There is a kind of story line that says that Marxism failed—well, it didn’t. Actually it had a very constructive role to play. Now at the same time, within Marxism we also have to look back and be very critical of what I see as some very conservative, rather dogmatic understandings of the world. For example, we can’t simply go back and cite Lenin as if somehow this is the solution. What a good Marxist does is to look at the conventional situation and do an analysis all over again given Marx’s method to try and understand the dynamics of the situation and therefore try to intervene in a way which is going to push society toward more democratic and more egalitarian solutions, and ultimately to solutions that are entirely non-capitalistic. I think that Marxism as a revolutionary theory and as a revolutionary practice has much to teach. There is a tremendous historical record, but we have to approach that historical record with some critical perspectives on what we did wrong as well as what we did right, and I think that is why right now this is a tremendous moment to re-present if you like, what the Marxian argument is about, and I think that a lot more people are willing to listen.

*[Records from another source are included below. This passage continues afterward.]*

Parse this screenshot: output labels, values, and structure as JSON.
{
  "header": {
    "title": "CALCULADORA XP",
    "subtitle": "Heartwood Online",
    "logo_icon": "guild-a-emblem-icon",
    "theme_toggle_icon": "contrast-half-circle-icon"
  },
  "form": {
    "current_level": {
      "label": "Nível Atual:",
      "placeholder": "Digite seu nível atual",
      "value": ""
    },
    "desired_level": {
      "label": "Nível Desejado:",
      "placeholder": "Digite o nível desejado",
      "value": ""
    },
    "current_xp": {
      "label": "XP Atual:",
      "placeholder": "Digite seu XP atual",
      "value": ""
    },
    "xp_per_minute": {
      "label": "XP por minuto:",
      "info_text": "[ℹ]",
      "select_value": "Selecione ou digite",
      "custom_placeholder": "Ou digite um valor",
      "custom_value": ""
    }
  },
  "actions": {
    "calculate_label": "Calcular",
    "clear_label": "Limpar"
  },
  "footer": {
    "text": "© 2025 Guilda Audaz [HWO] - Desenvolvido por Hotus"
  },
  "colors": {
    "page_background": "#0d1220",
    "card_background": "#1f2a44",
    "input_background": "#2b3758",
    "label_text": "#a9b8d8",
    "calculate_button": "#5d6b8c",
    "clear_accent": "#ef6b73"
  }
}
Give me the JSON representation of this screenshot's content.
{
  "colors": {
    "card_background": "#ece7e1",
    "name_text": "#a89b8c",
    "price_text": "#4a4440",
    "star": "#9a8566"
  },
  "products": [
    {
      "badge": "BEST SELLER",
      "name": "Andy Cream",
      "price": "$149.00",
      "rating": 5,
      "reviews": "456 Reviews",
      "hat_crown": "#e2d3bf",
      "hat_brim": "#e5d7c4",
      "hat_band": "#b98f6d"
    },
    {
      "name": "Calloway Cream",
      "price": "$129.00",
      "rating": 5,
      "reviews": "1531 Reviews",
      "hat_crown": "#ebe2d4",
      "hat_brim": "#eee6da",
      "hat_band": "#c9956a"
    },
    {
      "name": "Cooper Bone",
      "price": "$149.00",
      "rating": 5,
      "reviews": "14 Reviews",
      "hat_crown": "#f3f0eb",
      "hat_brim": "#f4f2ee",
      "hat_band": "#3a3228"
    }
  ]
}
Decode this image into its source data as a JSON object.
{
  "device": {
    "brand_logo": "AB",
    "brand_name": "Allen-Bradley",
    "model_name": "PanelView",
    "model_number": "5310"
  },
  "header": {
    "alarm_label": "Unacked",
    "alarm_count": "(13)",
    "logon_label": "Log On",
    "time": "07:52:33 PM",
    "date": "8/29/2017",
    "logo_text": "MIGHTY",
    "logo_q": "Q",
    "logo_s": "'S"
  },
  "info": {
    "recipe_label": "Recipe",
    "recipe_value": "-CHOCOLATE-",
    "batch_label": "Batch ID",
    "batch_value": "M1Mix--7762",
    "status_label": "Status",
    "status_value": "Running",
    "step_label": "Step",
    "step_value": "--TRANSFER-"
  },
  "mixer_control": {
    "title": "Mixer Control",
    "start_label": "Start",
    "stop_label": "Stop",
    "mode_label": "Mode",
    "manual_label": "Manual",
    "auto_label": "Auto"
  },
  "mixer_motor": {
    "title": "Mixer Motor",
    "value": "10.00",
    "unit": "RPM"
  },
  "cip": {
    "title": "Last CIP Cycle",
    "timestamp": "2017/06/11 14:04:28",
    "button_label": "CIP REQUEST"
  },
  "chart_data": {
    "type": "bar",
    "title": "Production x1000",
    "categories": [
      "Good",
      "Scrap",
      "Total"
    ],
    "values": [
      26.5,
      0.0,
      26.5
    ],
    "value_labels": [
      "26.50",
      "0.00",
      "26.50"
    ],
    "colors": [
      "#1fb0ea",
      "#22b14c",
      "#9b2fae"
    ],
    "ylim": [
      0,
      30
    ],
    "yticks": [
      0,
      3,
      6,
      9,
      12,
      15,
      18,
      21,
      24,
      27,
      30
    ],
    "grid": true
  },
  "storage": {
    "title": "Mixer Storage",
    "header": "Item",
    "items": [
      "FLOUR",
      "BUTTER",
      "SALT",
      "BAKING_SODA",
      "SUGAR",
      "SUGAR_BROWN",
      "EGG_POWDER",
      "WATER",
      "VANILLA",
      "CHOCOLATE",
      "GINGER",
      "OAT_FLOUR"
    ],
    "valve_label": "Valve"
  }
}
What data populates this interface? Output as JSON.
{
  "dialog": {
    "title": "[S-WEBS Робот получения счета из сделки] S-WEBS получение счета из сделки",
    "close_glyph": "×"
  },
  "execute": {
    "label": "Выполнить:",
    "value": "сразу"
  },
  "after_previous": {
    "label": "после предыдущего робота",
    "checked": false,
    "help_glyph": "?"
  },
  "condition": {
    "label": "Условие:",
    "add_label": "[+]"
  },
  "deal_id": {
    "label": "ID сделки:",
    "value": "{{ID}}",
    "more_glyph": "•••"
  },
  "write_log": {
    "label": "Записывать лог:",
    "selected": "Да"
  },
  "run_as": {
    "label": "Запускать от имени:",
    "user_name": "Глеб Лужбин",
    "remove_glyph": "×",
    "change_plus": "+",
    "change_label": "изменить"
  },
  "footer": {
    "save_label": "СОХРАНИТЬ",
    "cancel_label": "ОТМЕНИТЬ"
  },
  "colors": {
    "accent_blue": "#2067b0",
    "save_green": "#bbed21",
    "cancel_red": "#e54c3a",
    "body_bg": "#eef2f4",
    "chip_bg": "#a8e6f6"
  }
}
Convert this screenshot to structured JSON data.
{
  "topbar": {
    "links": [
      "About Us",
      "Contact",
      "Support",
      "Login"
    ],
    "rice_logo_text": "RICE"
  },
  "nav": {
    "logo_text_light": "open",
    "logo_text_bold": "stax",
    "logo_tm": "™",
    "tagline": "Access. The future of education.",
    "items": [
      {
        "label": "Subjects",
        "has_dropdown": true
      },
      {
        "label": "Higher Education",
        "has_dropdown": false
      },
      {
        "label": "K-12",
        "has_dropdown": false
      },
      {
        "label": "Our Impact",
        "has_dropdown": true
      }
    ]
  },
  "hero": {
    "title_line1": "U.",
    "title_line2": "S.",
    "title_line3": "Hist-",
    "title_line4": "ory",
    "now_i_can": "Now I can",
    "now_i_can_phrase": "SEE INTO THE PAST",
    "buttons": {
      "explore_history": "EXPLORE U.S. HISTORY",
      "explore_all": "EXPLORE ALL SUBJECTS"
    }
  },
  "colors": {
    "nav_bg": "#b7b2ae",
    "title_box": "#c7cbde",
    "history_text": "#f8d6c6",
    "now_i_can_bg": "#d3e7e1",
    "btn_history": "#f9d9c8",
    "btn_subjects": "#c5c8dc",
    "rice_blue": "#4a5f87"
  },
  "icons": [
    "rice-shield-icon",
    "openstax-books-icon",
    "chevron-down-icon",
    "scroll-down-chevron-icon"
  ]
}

There is this wonderful poll that came out from the Pew Research Center that said only 43 percent of the people in this country actually think capitalism is good, and I think particularly among a younger group from [ages] eighteen to thirty, 43 percent thought socialism was better. So even in this country with the likes of Glenn Beck, I think they are getting so upset precisely because there is a quiet revolution going on in terms of attitudes, and we can support that by producing arguments. My own contribution was to write The Enigma of Capital, which is accessible to people, so they could get a good sense of what the Marxian argument is without being too dogmatic or arrogant about it. So I think that should be where we position ourselves right now.